Pakistan President Gen. Pervez Musharraf (search) arrived in India on Saturday to watch a cricket match and discuss the Kashmir dispute, as the South Asian rivals tried to give a new push to efforts to end more than five decades of hostility.

Wearing a traditional white flowing shirt and trousers, Musharraf waved after landing in Jaipur, capital of northern Rajasthan state, and took off immediately in an Indian military helicopter for the city of Ajmer to worship at the shrine of a 12th century Sufi Muslim saint. Later Saturday, he was to fly to New Delhi to be hosted at a dinner by Indian Prime Minister Manmohan Singh (search).

Musharraf is to pack in at least three meetings with Singh, watch a match between the two countries' cricket teams and meet leaders of an umbrella group of political parties from the Indian-controlled portion of Kashmir (search) during his two-day visit. The talks are part of a sweeping peace process.

"I am optimistic about the success of my talks," Musharraf told reporters at a military base near Islamabad before leaving for India.

Since gaining independence from Britain in 1947, India and Pakistan have fought two of their three wars over Kashmir, which is divided between them. Both claim the Himalayan territory in its entirety.

The long-simmering dispute gained international attention after the two countries conducted nuclear tests in 1998, raising fears that another conflict could escalate into a nuclear war.

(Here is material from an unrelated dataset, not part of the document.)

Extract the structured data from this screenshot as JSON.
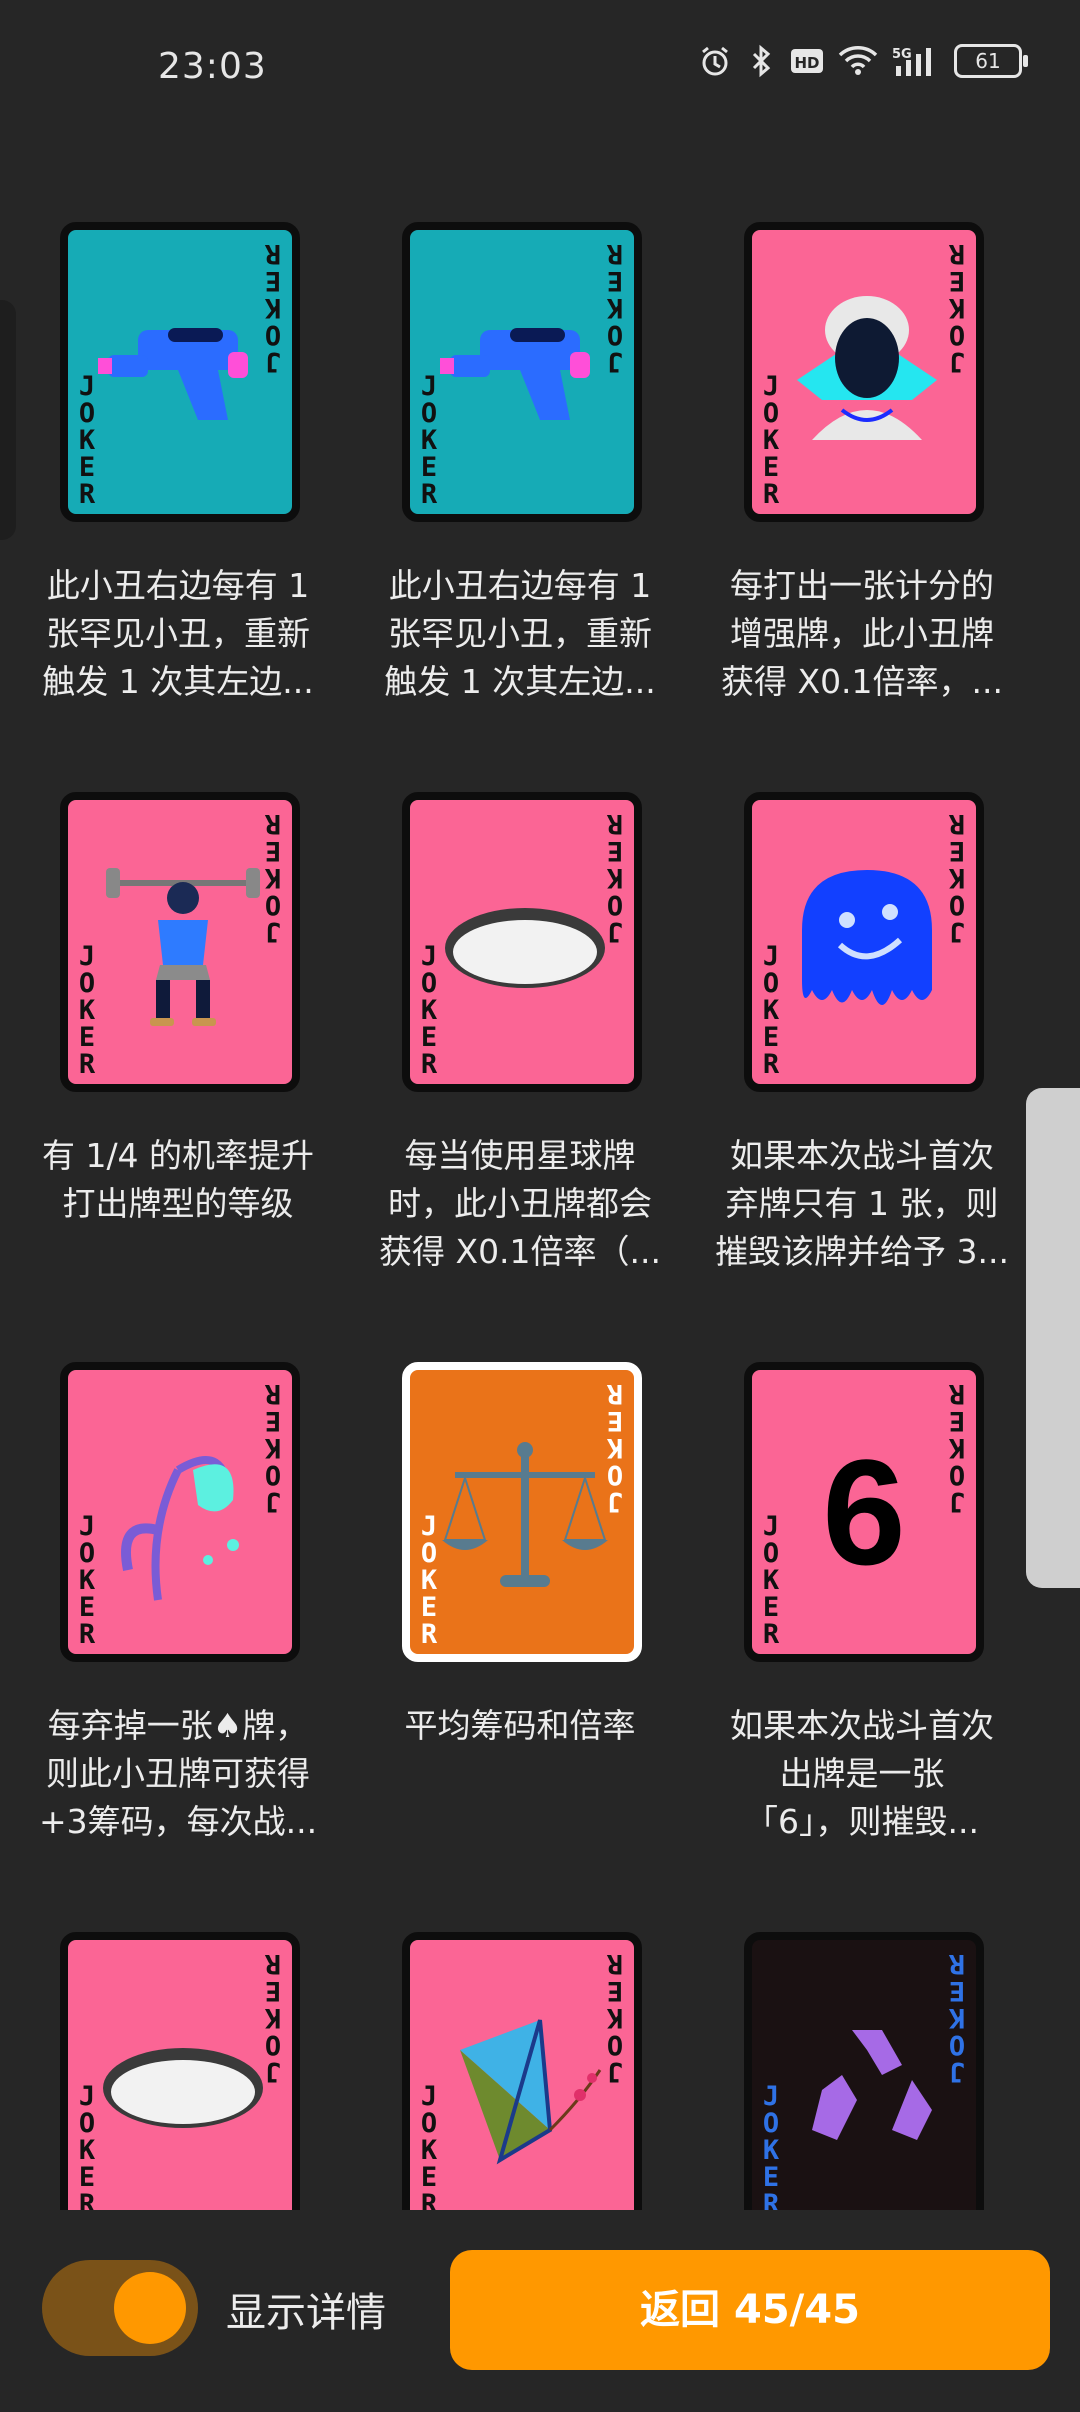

Musharraf last visited India in 2001 for a summit at the city of Agra with then-Prime Minister Atal Bihari Vajpayee. But the two leaders failed to reach any agreement on Kashmir.

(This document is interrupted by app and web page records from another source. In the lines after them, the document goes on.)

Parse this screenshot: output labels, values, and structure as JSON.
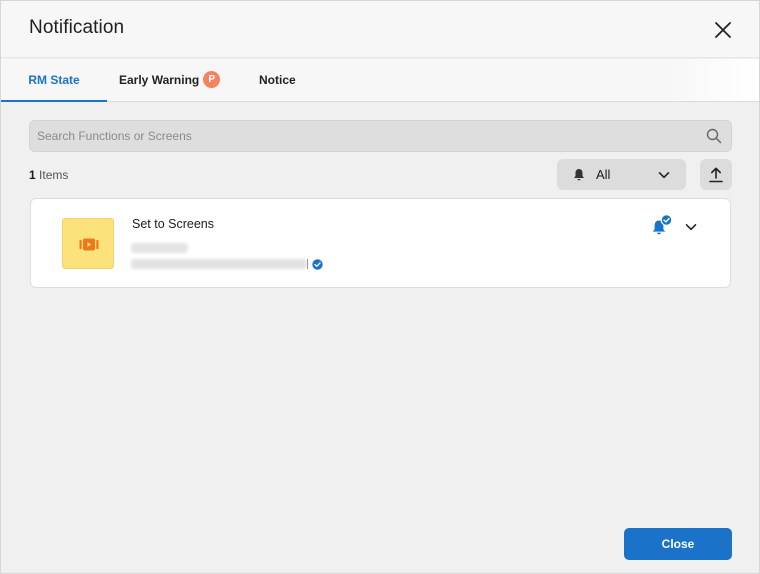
{
  "dialog": {
    "title": "Notification",
    "close_icon": "close-icon"
  },
  "tabs": [
    {
      "label": "RM State",
      "active": true
    },
    {
      "label": "Early Warning",
      "badge": "P",
      "active": false
    },
    {
      "label": "Notice",
      "active": false
    }
  ],
  "search": {
    "placeholder": "Search Functions or Screens",
    "value": "",
    "icon": "search-icon"
  },
  "list": {
    "count": "1",
    "count_suffix": " Items"
  },
  "filter": {
    "selected": "All",
    "icon": "bell-icon"
  },
  "export": {
    "icon": "upload-icon"
  },
  "items": [
    {
      "name": "Set to Screens",
      "thumb_icon": "screen-play-icon",
      "status_icon": "bell-check-icon"
    }
  ],
  "footer": {
    "close_label": "Close"
  },
  "colors": {
    "accent": "#1a73c8",
    "badge": "#f4845f",
    "thumb": "#fbe27a",
    "thumb_icon": "#f0761a"
  }
}
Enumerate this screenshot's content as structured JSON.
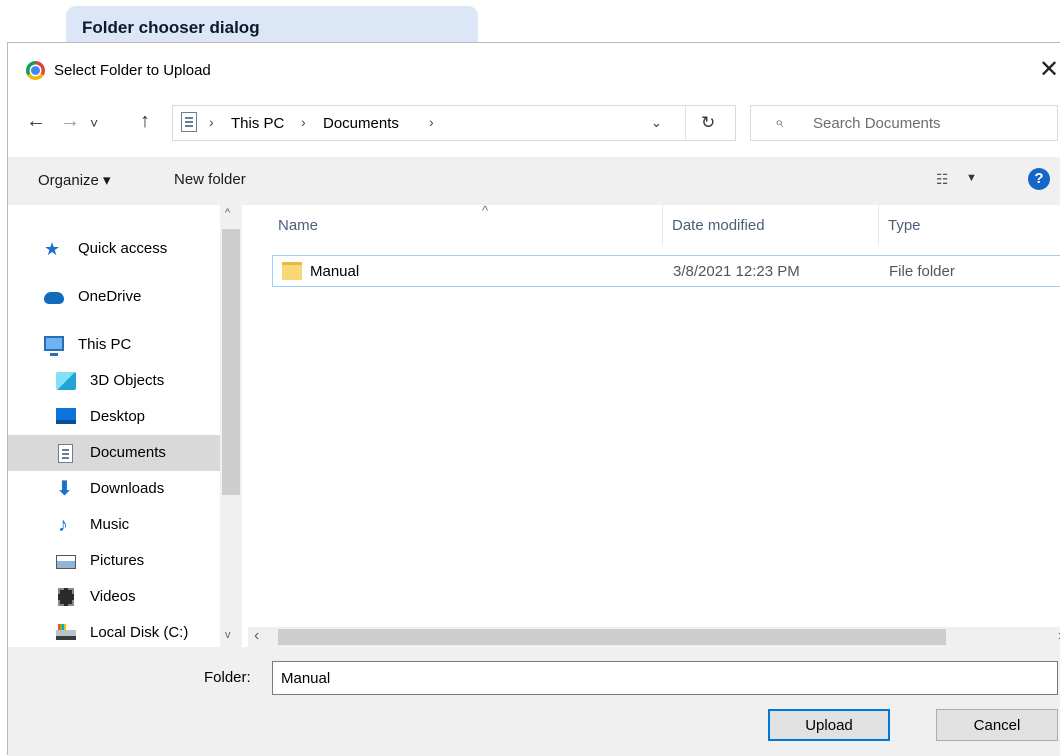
{
  "caption": "Folder chooser dialog",
  "window": {
    "title": "Select Folder to Upload",
    "close_glyph": "✕"
  },
  "nav": {
    "back_glyph": "←",
    "forward_glyph": "→",
    "recent_glyph": "˅",
    "up_glyph": "↑",
    "breadcrumb": [
      "This PC",
      "Documents"
    ],
    "crumb_separator": "›",
    "dropdown_glyph": "⌄",
    "refresh_glyph": "↻",
    "search_icon": "⌕",
    "search_placeholder": "Search Documents"
  },
  "commands": {
    "organize": "Organize ▾",
    "new_folder": "New folder",
    "view_icon": "☷",
    "view_arrow": "▼",
    "help": "?"
  },
  "sidebar": {
    "items": [
      {
        "label": "Quick access",
        "icon": "star-icon"
      },
      {
        "label": "OneDrive",
        "icon": "cloud-icon"
      },
      {
        "label": "This PC",
        "icon": "computer-icon"
      },
      {
        "label": "3D Objects",
        "icon": "cube-icon"
      },
      {
        "label": "Desktop",
        "icon": "desktop-icon"
      },
      {
        "label": "Documents",
        "icon": "documents-icon",
        "selected": true
      },
      {
        "label": "Downloads",
        "icon": "download-icon"
      },
      {
        "label": "Music",
        "icon": "music-note-icon"
      },
      {
        "label": "Pictures",
        "icon": "pictures-icon"
      },
      {
        "label": "Videos",
        "icon": "film-icon"
      },
      {
        "label": "Local Disk (C:)",
        "icon": "disk-icon"
      }
    ],
    "star_glyph": "★",
    "download_glyph": "⬇",
    "music_glyph": "♪",
    "scroll_up": "^",
    "scroll_down": "v"
  },
  "filelist": {
    "columns": [
      "Name",
      "Date modified",
      "Type"
    ],
    "sort_glyph": "^",
    "rows": [
      {
        "name": "Manual",
        "date": "3/8/2021 12:23 PM",
        "type": "File folder"
      }
    ],
    "scroll_left": "‹",
    "scroll_right": "›"
  },
  "footer": {
    "folder_label": "Folder:",
    "folder_value": "Manual",
    "upload": "Upload",
    "cancel": "Cancel"
  },
  "colors": {
    "accent": "#0078d7",
    "selection": "#d9d9d9",
    "row_border": "#99d1ff",
    "caption_bg": "#dbe6f6"
  }
}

New Delhi accuses Islamabad of arming and training insurgents and helping them cross into India's portion of Kashmir. Pakistan says it gives political and moral support to the rebels, but denies providing military support. More than 66,000 people have died in the conflict in the past 15 years.

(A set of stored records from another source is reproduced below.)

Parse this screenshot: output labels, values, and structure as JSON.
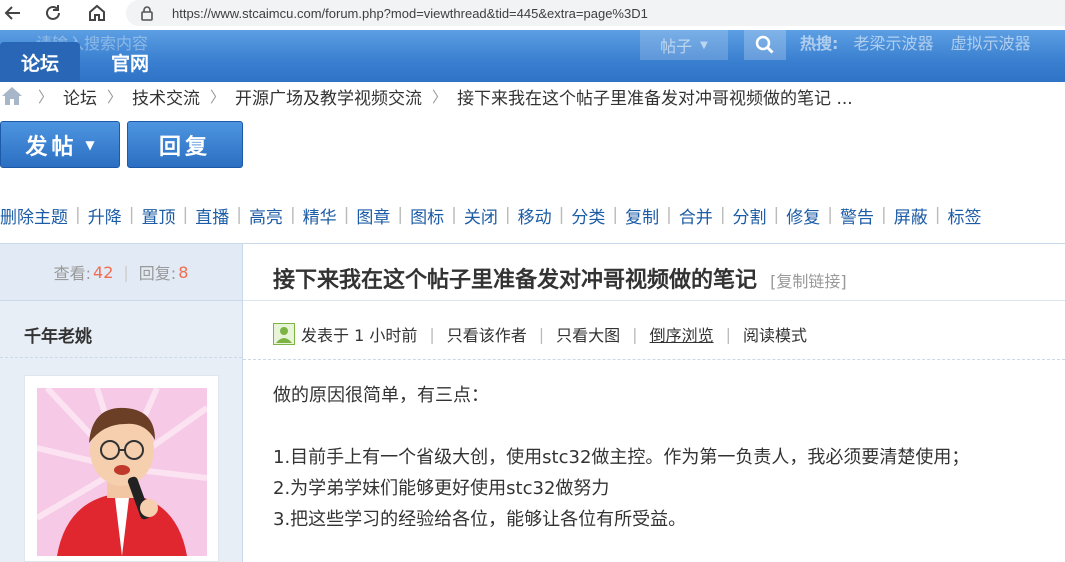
{
  "browser": {
    "url": "https://www.stcaimcu.com/forum.php?mod=viewthread&tid=445&extra=page%3D1",
    "icons": [
      "back-icon",
      "reload-icon",
      "home-icon",
      "lock-icon"
    ]
  },
  "header": {
    "search_placeholder": "请输入搜索内容",
    "tabs": [
      "论坛",
      "官网"
    ],
    "search_scope": "帖子",
    "hot_label": "热搜:",
    "hot_terms": [
      "老梁示波器",
      "虚拟示波器"
    ],
    "colors": {
      "bar": "#3a7fd0",
      "active_tab": "#2966b6"
    }
  },
  "breadcrumb": [
    "论坛",
    "技术交流",
    "开源广场及教学视频交流",
    "接下来我在这个帖子里准备发对冲哥视频做的笔记 ..."
  ],
  "actions": {
    "post": "发帖",
    "reply": "回复"
  },
  "moderation": [
    "删除主题",
    "升降",
    "置顶",
    "直播",
    "高亮",
    "精华",
    "图章",
    "图标",
    "关闭",
    "移动",
    "分类",
    "复制",
    "合并",
    "分割",
    "修复",
    "警告",
    "屏蔽",
    "标签"
  ],
  "thread": {
    "views_label": "查看:",
    "views": "42",
    "replies_label": "回复:",
    "replies": "8",
    "title": "接下来我在这个帖子里准备发对冲哥视频做的笔记",
    "copy_link": "[复制链接]",
    "author": "千年老姚",
    "posted": "发表于 1 小时前",
    "meta_links": [
      "只看该作者",
      "只看大图",
      "倒序浏览",
      "阅读模式"
    ],
    "content": [
      "做的原因很简单，有三点：",
      "",
      "1.目前手上有一个省级大创，使用stc32做主控。作为第一负责人，我必须要清楚使用；",
      "2.为学弟学妹们能够更好使用stc32做努力",
      "3.把这些学习的经验给各位，能够让各位有所受益。"
    ],
    "accent_number_color": "#f26c4f",
    "link_color": "#1d5ca6"
  }
}
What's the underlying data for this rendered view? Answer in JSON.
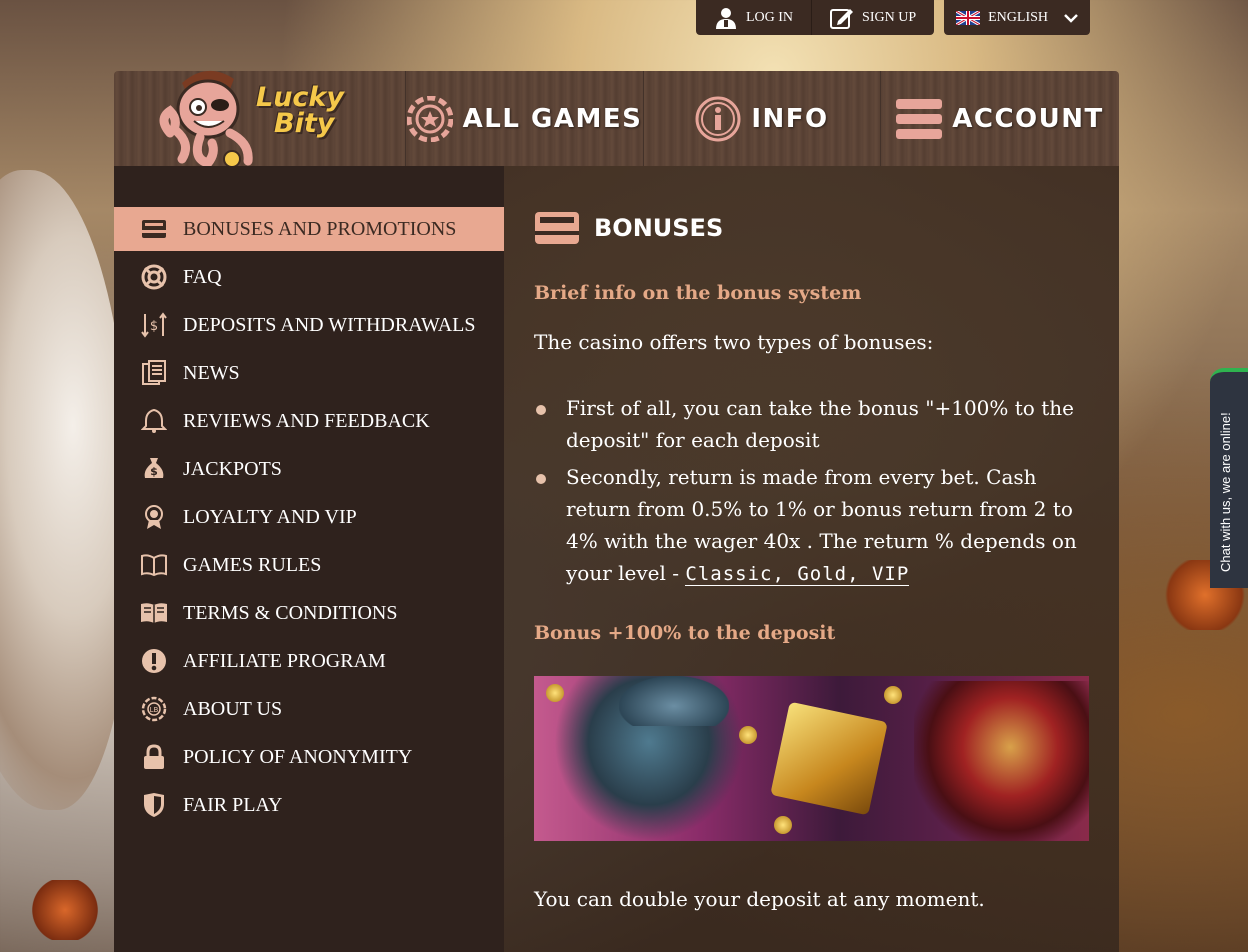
{
  "topbar": {
    "login_label": "LOG IN",
    "signup_label": "SIGN UP",
    "language_label": "ENGLISH"
  },
  "logo": {
    "line1": "Lucky",
    "line2": "Bity"
  },
  "nav": {
    "games_label": "ALL GAMES",
    "info_label": "INFO",
    "account_label": "ACCOUNT"
  },
  "sidebar": {
    "items": [
      {
        "label": "BONUSES AND PROMOTIONS",
        "icon": "card-icon",
        "active": true
      },
      {
        "label": "FAQ",
        "icon": "lifebuoy-icon"
      },
      {
        "label": "DEPOSITS AND WITHDRAWALS",
        "icon": "dollar-transfer-icon"
      },
      {
        "label": "NEWS",
        "icon": "news-icon"
      },
      {
        "label": "REVIEWS AND FEEDBACK",
        "icon": "bell-icon"
      },
      {
        "label": "JACKPOTS",
        "icon": "money-bag-icon"
      },
      {
        "label": "LOYALTY AND VIP",
        "icon": "award-icon"
      },
      {
        "label": "GAMES RULES",
        "icon": "book-icon"
      },
      {
        "label": "TERMS & CONDITIONS",
        "icon": "open-book-icon"
      },
      {
        "label": "AFFILIATE PROGRAM",
        "icon": "exclamation-icon"
      },
      {
        "label": "ABOUT US",
        "icon": "chip-icon"
      },
      {
        "label": "POLICY OF ANONYMITY",
        "icon": "lock-icon"
      },
      {
        "label": "FAIR PLAY",
        "icon": "shield-icon"
      }
    ]
  },
  "content": {
    "title": "BONUSES",
    "section1_heading": "Brief info on the bonus system",
    "intro": "The casino offers two types of bonuses:",
    "bullet1": "First of all, you can take the bonus \"+100% to the deposit\" for each deposit",
    "bullet2_text": "Secondly, return is made from every bet. Cash return from 0.5% to 1% or bonus return from 2 to 4% with the wager 40x . The return % depends on your level - ",
    "bullet2_link": "Classic, Gold, VIP",
    "section2_heading": "Bonus +100% to the deposit",
    "bottom_text": "You can double your deposit at any moment."
  },
  "chat": {
    "label": "Chat with us, we are online!"
  },
  "colors": {
    "accent": "#e8a891",
    "heading_accent": "#e5a987",
    "panel_dark": "#2f221d",
    "header_wood": "#5b4336",
    "chat_green": "#2fb34f"
  }
}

The two countries have come under international pressure to peacefully sort out their differences, a process they began last year with a dialogue intended to resolve all issues, including Kashmir.

Last week, the two countries launched a bus service for divided families in Kashmir, a move welcomed by the international community.

Musharraf said before leaving for India that he wanted Kashmiri separatist politicians to be part of India-Pakistan talks.

"I strongly feel that Kashmiris should also be part of the peace process. I will make them part of it," he said.

India has rejected demands from the All Parties Hurriyat Conference, the separatist umbrella group, for inclusion in three-way talks. Hurriyat leaders are scheduled to meet with Musharraf in New Delhi on Sunday.

Musharraf's visit comes as Syed Salahuddin, the head of Kashmir's largest militant group, the Pakistan-based Hezb-ul Mujahedeen, said he is ready to hold peace talks if invited by New Delhi.

Musharraf was expected to spend a half hour at the tomb of Sufi saint Khwaja Muin-ud-Din Chishti, in Ajmer, 235 miles west of New Delhi. The saint came to India from Persia in the 12th century.

On Saturday, thousands of pilgrims visited the tomb on the anniversary of the saint's death 772 years ago, walking barefoot and with their heads covered around the silver platform surrounding the tomb.

Hundreds of police and plainclothes security guards were posted around the shrine and in nearby buildings.

A blue and white banner hanging across the entrance of the shrine complex said: "We welcome the peace process."

"I hope Gen. Musharraf will carry a message of love and peace from here. The bitterness should end," said Israr Mohammad, 40, sitting in his sweet shop near the shrine.

Musharraf had been scheduled to visit Ajmer after the talks in Agra in 2001, but they ended badly and the Pakistani leader left without visiting.

"This time he is starting his visit to India by praying at the shrine to seek the saint's blessing," Mohammad said.

Ajmer, a desert town in western Rajasthan state, has a population of 500,000 people, 15 percent of whom are Muslims.